Tropospheric influence on the diminished Antarctic ozone hole in September 2002

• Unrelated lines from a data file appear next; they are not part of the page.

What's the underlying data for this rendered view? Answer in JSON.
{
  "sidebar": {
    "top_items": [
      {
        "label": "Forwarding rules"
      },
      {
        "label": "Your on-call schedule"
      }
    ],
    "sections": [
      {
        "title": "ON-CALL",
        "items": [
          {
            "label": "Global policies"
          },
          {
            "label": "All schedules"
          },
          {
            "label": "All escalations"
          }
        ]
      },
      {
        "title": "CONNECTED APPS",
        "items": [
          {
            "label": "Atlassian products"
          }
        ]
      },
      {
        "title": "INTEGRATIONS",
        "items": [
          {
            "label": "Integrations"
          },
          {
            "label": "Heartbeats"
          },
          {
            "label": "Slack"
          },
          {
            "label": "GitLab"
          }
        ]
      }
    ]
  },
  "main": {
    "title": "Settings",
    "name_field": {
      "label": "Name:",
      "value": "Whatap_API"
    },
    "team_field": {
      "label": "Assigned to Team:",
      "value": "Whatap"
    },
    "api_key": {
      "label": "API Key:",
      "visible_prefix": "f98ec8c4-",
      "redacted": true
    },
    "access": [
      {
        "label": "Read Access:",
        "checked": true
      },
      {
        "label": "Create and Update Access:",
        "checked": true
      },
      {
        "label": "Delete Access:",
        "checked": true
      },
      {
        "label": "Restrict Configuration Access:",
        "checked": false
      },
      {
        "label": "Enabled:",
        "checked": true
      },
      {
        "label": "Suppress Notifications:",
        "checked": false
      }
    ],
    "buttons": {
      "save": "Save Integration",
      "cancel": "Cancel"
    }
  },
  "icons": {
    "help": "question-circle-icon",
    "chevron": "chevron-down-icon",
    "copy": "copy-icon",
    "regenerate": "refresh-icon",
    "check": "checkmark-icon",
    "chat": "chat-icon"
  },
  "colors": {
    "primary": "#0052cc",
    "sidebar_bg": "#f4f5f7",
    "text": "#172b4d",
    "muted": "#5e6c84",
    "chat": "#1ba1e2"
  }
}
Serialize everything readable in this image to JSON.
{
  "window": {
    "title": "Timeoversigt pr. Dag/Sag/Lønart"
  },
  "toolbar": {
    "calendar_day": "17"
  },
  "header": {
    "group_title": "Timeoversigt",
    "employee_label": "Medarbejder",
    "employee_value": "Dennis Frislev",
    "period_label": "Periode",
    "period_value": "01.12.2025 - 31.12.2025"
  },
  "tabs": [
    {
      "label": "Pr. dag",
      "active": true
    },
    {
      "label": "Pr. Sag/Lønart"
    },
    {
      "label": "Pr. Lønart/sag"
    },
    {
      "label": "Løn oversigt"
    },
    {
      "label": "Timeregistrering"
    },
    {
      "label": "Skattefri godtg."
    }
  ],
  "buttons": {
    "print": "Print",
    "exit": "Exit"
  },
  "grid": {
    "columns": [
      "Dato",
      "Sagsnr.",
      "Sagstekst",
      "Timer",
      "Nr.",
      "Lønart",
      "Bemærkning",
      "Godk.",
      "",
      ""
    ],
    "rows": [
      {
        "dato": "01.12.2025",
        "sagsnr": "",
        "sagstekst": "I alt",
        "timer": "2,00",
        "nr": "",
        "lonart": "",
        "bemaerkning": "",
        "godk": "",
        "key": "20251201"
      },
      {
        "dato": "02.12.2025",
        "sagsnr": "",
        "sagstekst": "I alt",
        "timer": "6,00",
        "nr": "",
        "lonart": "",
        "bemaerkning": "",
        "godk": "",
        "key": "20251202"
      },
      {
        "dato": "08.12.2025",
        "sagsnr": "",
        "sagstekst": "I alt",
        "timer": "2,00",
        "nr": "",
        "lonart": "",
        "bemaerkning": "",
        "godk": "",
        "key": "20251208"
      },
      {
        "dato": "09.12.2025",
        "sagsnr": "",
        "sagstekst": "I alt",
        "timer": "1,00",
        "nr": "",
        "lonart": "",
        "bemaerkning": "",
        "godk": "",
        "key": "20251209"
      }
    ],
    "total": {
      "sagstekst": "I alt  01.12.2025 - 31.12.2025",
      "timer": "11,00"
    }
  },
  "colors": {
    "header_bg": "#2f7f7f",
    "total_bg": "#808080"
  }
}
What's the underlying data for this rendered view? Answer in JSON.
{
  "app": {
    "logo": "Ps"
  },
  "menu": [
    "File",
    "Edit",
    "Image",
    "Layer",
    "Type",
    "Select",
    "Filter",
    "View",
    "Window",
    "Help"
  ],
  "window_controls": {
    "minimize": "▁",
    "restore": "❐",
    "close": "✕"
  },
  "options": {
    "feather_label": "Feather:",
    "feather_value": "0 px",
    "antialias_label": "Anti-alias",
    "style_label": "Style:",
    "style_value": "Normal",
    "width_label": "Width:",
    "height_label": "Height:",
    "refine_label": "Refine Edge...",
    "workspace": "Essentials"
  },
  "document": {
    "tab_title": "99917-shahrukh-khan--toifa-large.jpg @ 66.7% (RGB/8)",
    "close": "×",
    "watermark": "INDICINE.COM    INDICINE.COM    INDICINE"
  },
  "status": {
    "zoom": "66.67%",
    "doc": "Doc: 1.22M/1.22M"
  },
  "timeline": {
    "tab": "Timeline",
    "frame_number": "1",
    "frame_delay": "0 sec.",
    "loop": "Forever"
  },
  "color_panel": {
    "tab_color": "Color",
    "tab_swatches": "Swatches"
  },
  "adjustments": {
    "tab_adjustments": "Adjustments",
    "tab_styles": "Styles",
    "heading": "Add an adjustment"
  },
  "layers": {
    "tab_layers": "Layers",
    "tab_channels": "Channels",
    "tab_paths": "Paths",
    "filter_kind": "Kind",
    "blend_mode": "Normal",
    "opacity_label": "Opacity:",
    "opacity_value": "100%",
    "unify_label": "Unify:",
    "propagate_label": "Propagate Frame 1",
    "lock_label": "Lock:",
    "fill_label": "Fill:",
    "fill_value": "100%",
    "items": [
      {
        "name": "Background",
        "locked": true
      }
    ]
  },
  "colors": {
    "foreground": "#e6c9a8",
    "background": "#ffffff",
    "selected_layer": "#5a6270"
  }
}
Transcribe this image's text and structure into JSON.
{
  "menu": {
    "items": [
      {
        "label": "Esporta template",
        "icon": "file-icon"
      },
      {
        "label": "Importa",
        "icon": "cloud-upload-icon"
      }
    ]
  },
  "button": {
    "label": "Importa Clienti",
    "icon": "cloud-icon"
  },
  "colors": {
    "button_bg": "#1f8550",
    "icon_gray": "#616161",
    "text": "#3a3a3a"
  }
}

[1] In late September of 2002, the first recorded major sudden stratospheric warming occurred over Antarctica, leading to sudden breakdown of the cold polar vortex and the collapse of the ozone hole. Our diagnosis reveals that the warming was associated with propagation of a Rossby wavepacket from a prominent tropospheric blocking ridge over the South Atlantic into the stratospheric polar-night jet that had already weakened unusually. The blocking developed from anomalies that had formed as a component of another Rossby wavetrain that appeared to be forced in mid-September by anomalous deep cumulus convection in the South Pacific Convergence Zone.